▸ Web page and app entries

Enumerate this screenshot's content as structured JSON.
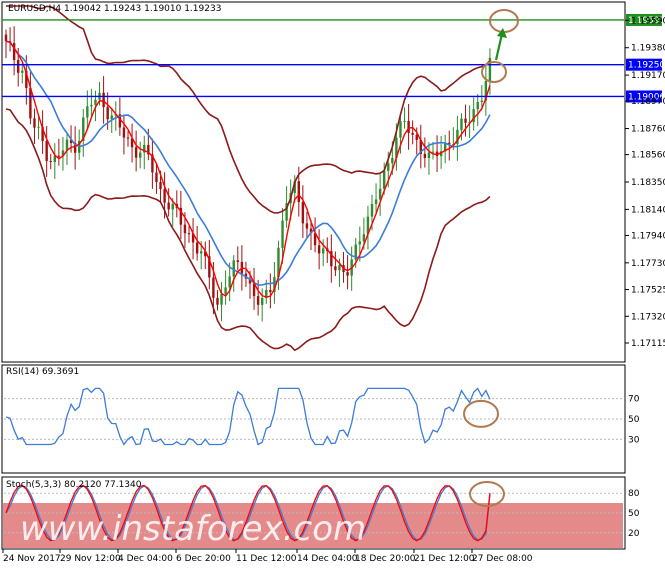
{
  "header": {
    "main": "EURUSD,H4  1.19042  1.19243  1.19010  1.19233",
    "rsi": "RSI(14) 69.3691",
    "stoch": "Stoch(5,3,3) 80.2120 77.1340"
  },
  "watermark": "www.instaforex.com",
  "colors": {
    "bull": "#2e8b2e",
    "bear": "#a01010",
    "ma_fast": "#ff0000",
    "ma_slow": "#3b7dd8",
    "bands": "#8b1a1a",
    "level_blue": "#0000ff",
    "level_green": "#1f8f1f",
    "circle": "#b07a50",
    "watermark_bg": "#e58a8a"
  },
  "chart_data": [
    {
      "type": "candlestick",
      "title": "EURUSD,H4",
      "ylim": [
        1.17,
        1.197
      ],
      "y_ticks": [
        "1.19590",
        "1.19380",
        "1.19170",
        "1.18970",
        "1.18760",
        "1.18560",
        "1.18350",
        "1.18140",
        "1.17940",
        "1.17730",
        "1.17525",
        "1.17320",
        "1.17115"
      ],
      "x_ticks": [
        "24 Nov 2017",
        "29 Nov 12:00",
        "4 Dec 04:00",
        "6 Dec 20:00",
        "11 Dec 12:00",
        "14 Dec 04:00",
        "18 Dec 20:00",
        "21 Dec 12:00",
        "27 Dec 08:00"
      ],
      "levels": [
        {
          "value": 1.19593,
          "label": "1.19593",
          "color": "green"
        },
        {
          "value": 1.1925,
          "label": "1.19250",
          "color": "blue"
        },
        {
          "value": 1.19006,
          "label": "1.19006",
          "color": "blue"
        }
      ],
      "close_path": [
        1.194,
        1.193,
        1.192,
        1.188,
        1.187,
        1.1855,
        1.185,
        1.1865,
        1.186,
        1.188,
        1.1895,
        1.19,
        1.189,
        1.188,
        1.187,
        1.186,
        1.186,
        1.185,
        1.183,
        1.182,
        1.181,
        1.18,
        1.179,
        1.178,
        1.176,
        1.174,
        1.176,
        1.177,
        1.177,
        1.175,
        1.174,
        1.175,
        1.178,
        1.182,
        1.183,
        1.181,
        1.179,
        1.178,
        1.178,
        1.177,
        1.176,
        1.178,
        1.18,
        1.181,
        1.183,
        1.185,
        1.187,
        1.188,
        1.187,
        1.186,
        1.185,
        1.186,
        1.1865,
        1.187,
        1.188,
        1.189,
        1.19,
        1.1923
      ],
      "annotations": [
        "circle at 1.19593 target",
        "circle at 1.19250",
        "arrow up"
      ]
    },
    {
      "type": "line",
      "title": "RSI(14)",
      "value": 69.3691,
      "ylim": [
        0,
        100
      ],
      "levels": [
        70,
        50,
        30
      ],
      "y_ticks": [
        "70",
        "50",
        "30"
      ]
    },
    {
      "type": "line",
      "title": "Stoch(5,3,3)",
      "main": 80.212,
      "signal": 77.134,
      "ylim": [
        0,
        100
      ],
      "levels": [
        80,
        50,
        20
      ],
      "y_ticks": [
        "80",
        "50",
        "20"
      ]
    }
  ]
}
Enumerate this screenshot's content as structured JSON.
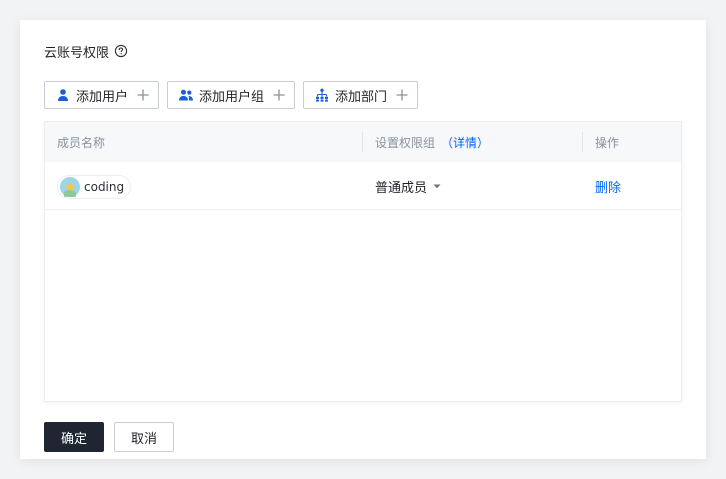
{
  "dialog": {
    "title": "云账号权限",
    "help_icon": "question-circle-icon"
  },
  "actions": [
    {
      "label": "添加用户",
      "icon": "user-icon"
    },
    {
      "label": "添加用户组",
      "icon": "user-group-icon"
    },
    {
      "label": "添加部门",
      "icon": "department-icon"
    }
  ],
  "table": {
    "columns": {
      "member": "成员名称",
      "role": "设置权限组",
      "role_detail": "（详情）",
      "operation": "操作"
    },
    "rows": [
      {
        "name": "coding",
        "role": "普通成员",
        "action": "删除"
      }
    ]
  },
  "footer": {
    "confirm": "确定",
    "cancel": "取消"
  },
  "colors": {
    "primary": "#1f2632",
    "link": "#0066ff",
    "icon": "#1a5fd6"
  }
}
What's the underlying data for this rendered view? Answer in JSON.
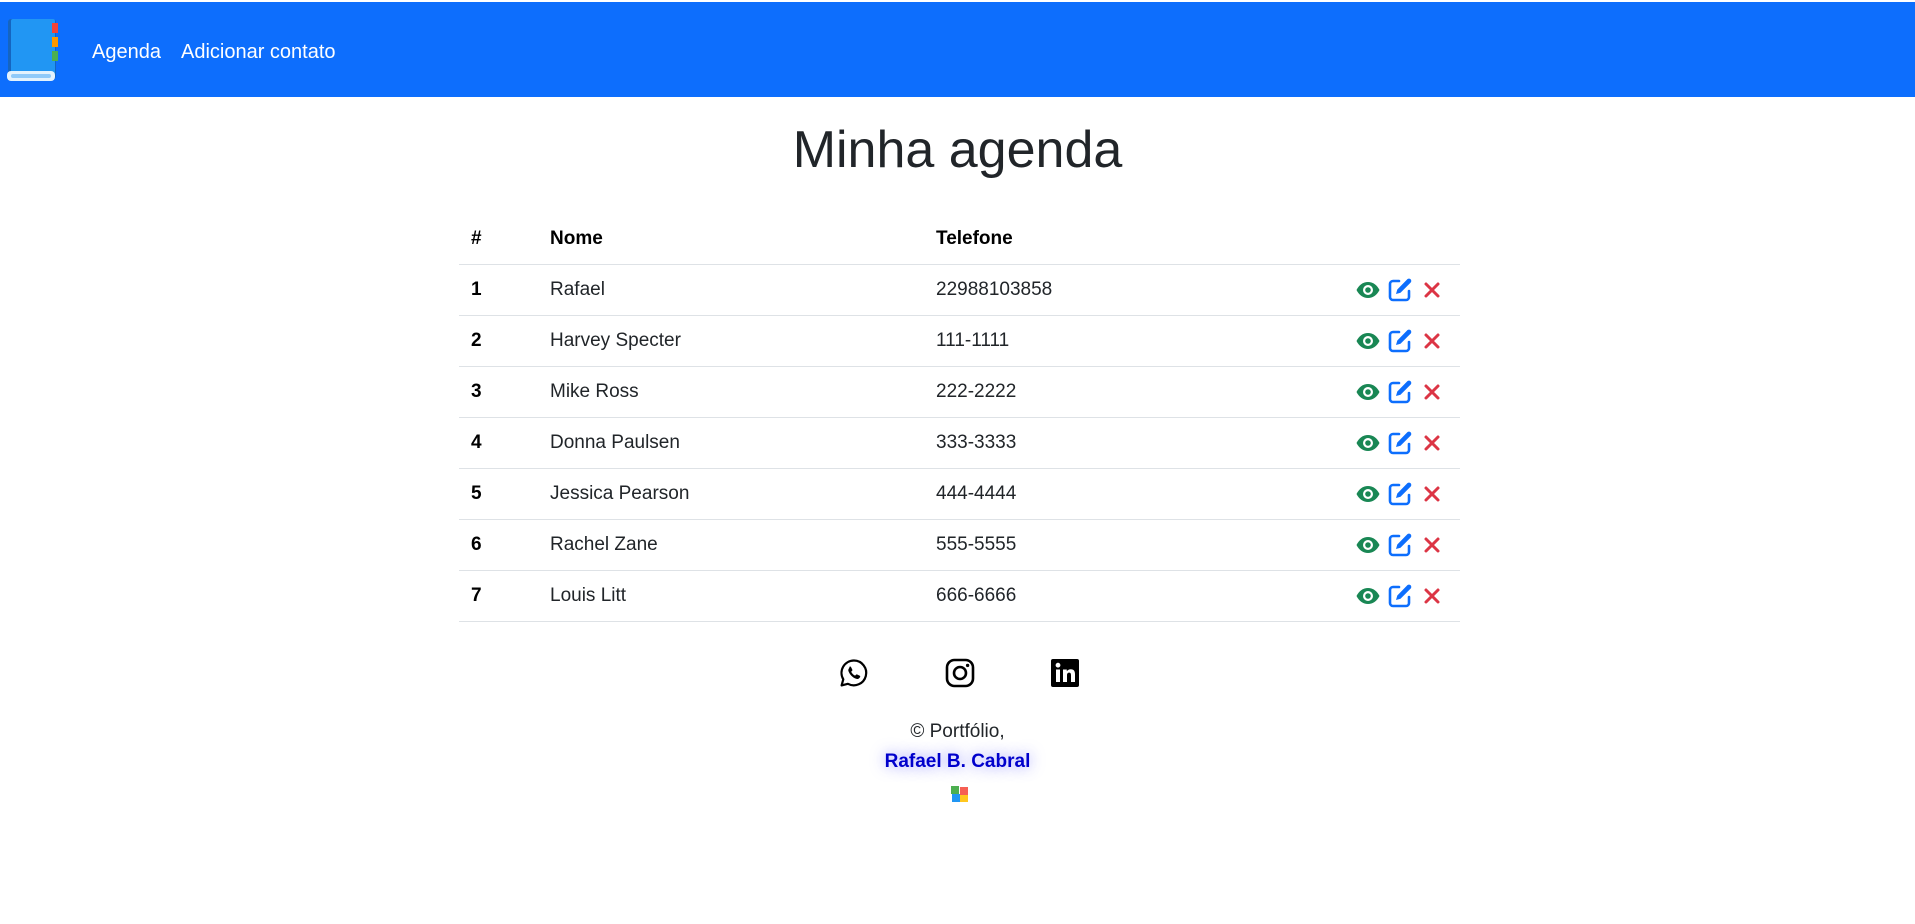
{
  "nav": {
    "logo_icon": "address-book-icon",
    "links": [
      "Agenda",
      "Adicionar contato"
    ]
  },
  "page": {
    "title": "Minha agenda"
  },
  "table": {
    "headers": [
      "#",
      "Nome",
      "Telefone",
      ""
    ],
    "rows": [
      {
        "id": "1",
        "name": "Rafael",
        "phone": "22988103858"
      },
      {
        "id": "2",
        "name": "Harvey Specter",
        "phone": "111-1111"
      },
      {
        "id": "3",
        "name": "Mike Ross",
        "phone": "222-2222"
      },
      {
        "id": "4",
        "name": "Donna Paulsen",
        "phone": "333-3333"
      },
      {
        "id": "5",
        "name": "Jessica Pearson",
        "phone": "444-4444"
      },
      {
        "id": "6",
        "name": "Rachel Zane",
        "phone": "555-5555"
      },
      {
        "id": "7",
        "name": "Louis Litt",
        "phone": "666-6666"
      }
    ],
    "row_actions": [
      "eye-icon",
      "edit-icon",
      "close-icon"
    ]
  },
  "footer": {
    "social_icons": [
      "whatsapp-icon",
      "instagram-icon",
      "linkedin-icon"
    ],
    "copyright": "© Portfólio,",
    "author": "Rafael B. Cabral",
    "portfolio_icon": "windows-icon"
  },
  "colors": {
    "navbar": "#0d6efd",
    "view": "#198754",
    "edit": "#0d6efd",
    "delete": "#dc3545",
    "author": "#0000cc"
  }
}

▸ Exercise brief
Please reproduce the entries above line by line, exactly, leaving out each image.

▸ Reply
Enumerate this screenshot's content as structured JSON.
{
  "header": {
    "main": "EURUSD,H4  1.19042  1.19243  1.19010  1.19233",
    "rsi": "RSI(14) 69.3691",
    "stoch": "Stoch(5,3,3) 80.2120 77.1340"
  },
  "watermark": "www.instaforex.com",
  "colors": {
    "bull": "#2e8b2e",
    "bear": "#a01010",
    "ma_fast": "#ff0000",
    "ma_slow": "#3b7dd8",
    "bands": "#8b1a1a",
    "level_blue": "#0000ff",
    "level_green": "#1f8f1f",
    "circle": "#b07a50",
    "watermark_bg": "#e58a8a"
  },
  "chart_data": [
    {
      "type": "candlestick",
      "title": "EURUSD,H4",
      "ylim": [
        1.17,
        1.197
      ],
      "y_ticks": [
        "1.19590",
        "1.19380",
        "1.19170",
        "1.18970",
        "1.18760",
        "1.18560",
        "1.18350",
        "1.18140",
        "1.17940",
        "1.17730",
        "1.17525",
        "1.17320",
        "1.17115"
      ],
      "x_ticks": [
        "24 Nov 2017",
        "29 Nov 12:00",
        "4 Dec 04:00",
        "6 Dec 20:00",
        "11 Dec 12:00",
        "14 Dec 04:00",
        "18 Dec 20:00",
        "21 Dec 12:00",
        "27 Dec 08:00"
      ],
      "levels": [
        {
          "value": 1.19593,
          "label": "1.19593",
          "color": "green"
        },
        {
          "value": 1.1925,
          "label": "1.19250",
          "color": "blue"
        },
        {
          "value": 1.19006,
          "label": "1.19006",
          "color": "blue"
        }
      ],
      "close_path": [
        1.194,
        1.193,
        1.192,
        1.188,
        1.187,
        1.1855,
        1.185,
        1.1865,
        1.186,
        1.188,
        1.1895,
        1.19,
        1.189,
        1.188,
        1.187,
        1.186,
        1.186,
        1.185,
        1.183,
        1.182,
        1.181,
        1.18,
        1.179,
        1.178,
        1.176,
        1.174,
        1.176,
        1.177,
        1.177,
        1.175,
        1.174,
        1.175,
        1.178,
        1.182,
        1.183,
        1.181,
        1.179,
        1.178,
        1.178,
        1.177,
        1.176,
        1.178,
        1.18,
        1.181,
        1.183,
        1.185,
        1.187,
        1.188,
        1.187,
        1.186,
        1.185,
        1.186,
        1.1865,
        1.187,
        1.188,
        1.189,
        1.19,
        1.1923
      ],
      "annotations": [
        "circle at 1.19593 target",
        "circle at 1.19250",
        "arrow up"
      ]
    },
    {
      "type": "line",
      "title": "RSI(14)",
      "value": 69.3691,
      "ylim": [
        0,
        100
      ],
      "levels": [
        70,
        50,
        30
      ],
      "y_ticks": [
        "70",
        "50",
        "30"
      ]
    },
    {
      "type": "line",
      "title": "Stoch(5,3,3)",
      "main": 80.212,
      "signal": 77.134,
      "ylim": [
        0,
        100
      ],
      "levels": [
        80,
        50,
        20
      ],
      "y_ticks": [
        "80",
        "50",
        "20"
      ]
    }
  ]
}
Enumerate this screenshot's content as structured JSON.
{
  "dialog": {
    "title": "云账号权限",
    "help_icon": "question-circle-icon"
  },
  "actions": [
    {
      "label": "添加用户",
      "icon": "user-icon"
    },
    {
      "label": "添加用户组",
      "icon": "user-group-icon"
    },
    {
      "label": "添加部门",
      "icon": "department-icon"
    }
  ],
  "table": {
    "columns": {
      "member": "成员名称",
      "role": "设置权限组",
      "role_detail": "（详情）",
      "operation": "操作"
    },
    "rows": [
      {
        "name": "coding",
        "role": "普通成员",
        "action": "删除"
      }
    ]
  },
  "footer": {
    "confirm": "确定",
    "cancel": "取消"
  },
  "colors": {
    "primary": "#1f2632",
    "link": "#0066ff",
    "icon": "#1a5fd6"
  }
}
What's the underlying data for this rendered view? Answer in JSON.
{
  "nav": {
    "logo_icon": "address-book-icon",
    "links": [
      "Agenda",
      "Adicionar contato"
    ]
  },
  "page": {
    "title": "Minha agenda"
  },
  "table": {
    "headers": [
      "#",
      "Nome",
      "Telefone",
      ""
    ],
    "rows": [
      {
        "id": "1",
        "name": "Rafael",
        "phone": "22988103858"
      },
      {
        "id": "2",
        "name": "Harvey Specter",
        "phone": "111-1111"
      },
      {
        "id": "3",
        "name": "Mike Ross",
        "phone": "222-2222"
      },
      {
        "id": "4",
        "name": "Donna Paulsen",
        "phone": "333-3333"
      },
      {
        "id": "5",
        "name": "Jessica Pearson",
        "phone": "444-4444"
      },
      {
        "id": "6",
        "name": "Rachel Zane",
        "phone": "555-5555"
      },
      {
        "id": "7",
        "name": "Louis Litt",
        "phone": "666-6666"
      }
    ],
    "row_actions": [
      "eye-icon",
      "edit-icon",
      "close-icon"
    ]
  },
  "footer": {
    "social_icons": [
      "whatsapp-icon",
      "instagram-icon",
      "linkedin-icon"
    ],
    "copyright": "© Portfólio,",
    "author": "Rafael B. Cabral",
    "portfolio_icon": "windows-icon"
  },
  "colors": {
    "navbar": "#0d6efd",
    "view": "#198754",
    "edit": "#0d6efd",
    "delete": "#dc3545",
    "author": "#0000cc"
  }
}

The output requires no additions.